Friends for over 40 years, Frank S. Kamberos offered these kind words for his cherished longtime friend: “Andy was the real deal. He never had an agenda about him.”
Kamberos first met Athens in the 1970s. It was an encounter that transformed into an inseparable bond.
“We were nine months apart in age and I would always kid Andy and tell him your older than me,” Kamberos fondly recalled.
They both served as board of directors for The Greek Star newspaper for many years as well a list of other charitable causes.
Many people around the world were touched by the limitless generous spirit that Mr. Athens embodied.
As for Kamberos, he said he was honored to call Andy his friend and that their friendship was nothing short of brotherly love.

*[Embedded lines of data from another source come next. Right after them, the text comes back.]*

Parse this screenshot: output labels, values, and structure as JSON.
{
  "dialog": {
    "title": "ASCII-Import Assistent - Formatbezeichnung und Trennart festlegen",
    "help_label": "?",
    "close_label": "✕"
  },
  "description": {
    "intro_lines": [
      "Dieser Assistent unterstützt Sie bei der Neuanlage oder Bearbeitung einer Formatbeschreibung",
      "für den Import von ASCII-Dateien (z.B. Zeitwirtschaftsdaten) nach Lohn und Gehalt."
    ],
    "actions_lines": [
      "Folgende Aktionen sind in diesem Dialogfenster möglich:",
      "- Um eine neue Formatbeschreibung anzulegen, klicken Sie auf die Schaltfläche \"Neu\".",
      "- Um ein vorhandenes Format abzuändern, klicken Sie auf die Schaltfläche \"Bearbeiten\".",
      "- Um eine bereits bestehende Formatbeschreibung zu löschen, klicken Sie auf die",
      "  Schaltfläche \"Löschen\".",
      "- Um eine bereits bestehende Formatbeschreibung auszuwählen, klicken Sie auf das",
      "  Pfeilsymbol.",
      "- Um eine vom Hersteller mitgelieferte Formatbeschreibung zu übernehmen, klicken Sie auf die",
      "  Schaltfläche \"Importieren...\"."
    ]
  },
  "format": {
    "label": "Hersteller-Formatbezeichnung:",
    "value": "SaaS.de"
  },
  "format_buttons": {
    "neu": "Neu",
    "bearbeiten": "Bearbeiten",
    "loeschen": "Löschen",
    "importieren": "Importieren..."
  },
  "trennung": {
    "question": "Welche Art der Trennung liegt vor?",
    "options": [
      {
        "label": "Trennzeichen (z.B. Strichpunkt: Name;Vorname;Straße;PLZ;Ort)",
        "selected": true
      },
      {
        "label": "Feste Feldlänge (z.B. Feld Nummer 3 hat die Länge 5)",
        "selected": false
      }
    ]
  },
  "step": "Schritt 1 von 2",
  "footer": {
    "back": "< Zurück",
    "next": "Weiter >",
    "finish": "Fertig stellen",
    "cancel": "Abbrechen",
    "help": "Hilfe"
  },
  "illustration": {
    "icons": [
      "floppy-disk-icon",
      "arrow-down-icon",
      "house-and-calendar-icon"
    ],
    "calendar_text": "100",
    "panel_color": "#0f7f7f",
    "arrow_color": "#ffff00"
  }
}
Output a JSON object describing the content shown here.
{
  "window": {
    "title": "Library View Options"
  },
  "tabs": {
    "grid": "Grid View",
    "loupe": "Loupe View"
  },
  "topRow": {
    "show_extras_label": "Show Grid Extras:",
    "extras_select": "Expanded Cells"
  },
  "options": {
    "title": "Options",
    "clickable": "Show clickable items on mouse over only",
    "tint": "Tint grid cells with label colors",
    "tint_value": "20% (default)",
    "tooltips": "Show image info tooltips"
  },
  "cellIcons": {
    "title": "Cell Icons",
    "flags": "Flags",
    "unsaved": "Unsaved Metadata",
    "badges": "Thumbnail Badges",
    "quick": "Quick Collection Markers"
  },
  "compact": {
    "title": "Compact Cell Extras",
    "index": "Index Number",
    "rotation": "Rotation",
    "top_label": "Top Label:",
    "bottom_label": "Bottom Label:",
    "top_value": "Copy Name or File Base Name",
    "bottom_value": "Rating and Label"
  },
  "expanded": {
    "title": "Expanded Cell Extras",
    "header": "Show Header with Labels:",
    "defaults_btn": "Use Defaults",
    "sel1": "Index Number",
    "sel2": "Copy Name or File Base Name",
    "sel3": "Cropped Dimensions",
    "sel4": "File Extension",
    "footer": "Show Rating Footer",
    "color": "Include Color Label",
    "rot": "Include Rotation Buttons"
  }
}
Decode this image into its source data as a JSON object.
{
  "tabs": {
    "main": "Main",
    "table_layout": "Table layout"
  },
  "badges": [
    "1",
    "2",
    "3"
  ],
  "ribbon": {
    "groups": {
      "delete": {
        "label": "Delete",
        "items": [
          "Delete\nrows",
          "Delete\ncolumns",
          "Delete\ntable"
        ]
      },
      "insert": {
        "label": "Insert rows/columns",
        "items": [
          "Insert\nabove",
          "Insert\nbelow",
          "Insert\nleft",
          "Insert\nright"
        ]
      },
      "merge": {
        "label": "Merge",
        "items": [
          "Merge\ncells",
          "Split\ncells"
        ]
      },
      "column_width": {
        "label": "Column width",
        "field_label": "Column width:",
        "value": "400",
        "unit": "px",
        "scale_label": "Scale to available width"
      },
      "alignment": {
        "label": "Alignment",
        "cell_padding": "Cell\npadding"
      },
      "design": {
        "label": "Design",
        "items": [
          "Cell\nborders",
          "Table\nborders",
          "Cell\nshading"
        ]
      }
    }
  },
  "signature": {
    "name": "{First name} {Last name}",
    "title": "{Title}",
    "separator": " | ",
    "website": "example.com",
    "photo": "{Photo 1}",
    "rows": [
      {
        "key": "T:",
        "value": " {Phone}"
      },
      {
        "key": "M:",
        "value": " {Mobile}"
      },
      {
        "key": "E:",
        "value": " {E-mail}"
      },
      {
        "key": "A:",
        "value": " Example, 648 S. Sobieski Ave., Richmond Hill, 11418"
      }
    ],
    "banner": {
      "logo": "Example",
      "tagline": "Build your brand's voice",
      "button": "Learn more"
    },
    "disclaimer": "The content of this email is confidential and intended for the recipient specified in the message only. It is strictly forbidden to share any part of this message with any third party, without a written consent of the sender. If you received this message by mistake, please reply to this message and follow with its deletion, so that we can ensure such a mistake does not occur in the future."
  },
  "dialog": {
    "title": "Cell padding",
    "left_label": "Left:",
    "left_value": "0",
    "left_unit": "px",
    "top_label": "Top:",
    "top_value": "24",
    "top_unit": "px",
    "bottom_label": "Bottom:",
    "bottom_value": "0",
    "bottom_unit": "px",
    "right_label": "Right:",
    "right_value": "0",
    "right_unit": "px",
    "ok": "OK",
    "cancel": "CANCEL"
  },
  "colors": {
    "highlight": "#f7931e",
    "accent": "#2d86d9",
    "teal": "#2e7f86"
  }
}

Do not train a child to learn by force or harshness; but direct them to it by what amuses their minds, so that you may be better able to discover with accuracy the peculiar bent of the genius of each.—Plato
Last week, AP reported that the “Golden Dawn party has defended its decision to give Greek history lessons to primary school children at one of its offices.” Government officials have been relentless to condemn the practice of this far-right party and the education ministry last week went so far as to say that no political party has the right to “manipulate children.”
Happy New Year! The Greek Star is proud to boast that it is in its 109th year of publishing. This is an enormous feat in this industry as many publications are not in existence. The entrepreneurship of Mr. Peter Lambros, who founded the paper in 1904 exists today.
Last week in an article posted on The Guardian website Syriza party leader Alex Tsipras said: “We are the great hope for change.” The Greek people have and continue to suffer. However, with the new year, hope always seems to push itself up from the depths of despair.
The secret of Happiness is Freedom, and the secret of Freedom, Courage. —Thucydides
On December 1, several European media outlets published an article under the headline “Greek migrant family stuck in The Terminal.” The headline grabbed my attention and I quickly thought, what airline caused the delay, where are they headed and what will they get in return for their inconvenience? Will they be bumped up to first class or simply given vouchers.
Over the past year, The Greek Star has transformed itself to continue into the 21st century of publishing. The newspaper went from an 8-page broadsheet to a 24-page tabloid, which now includes more pages in color.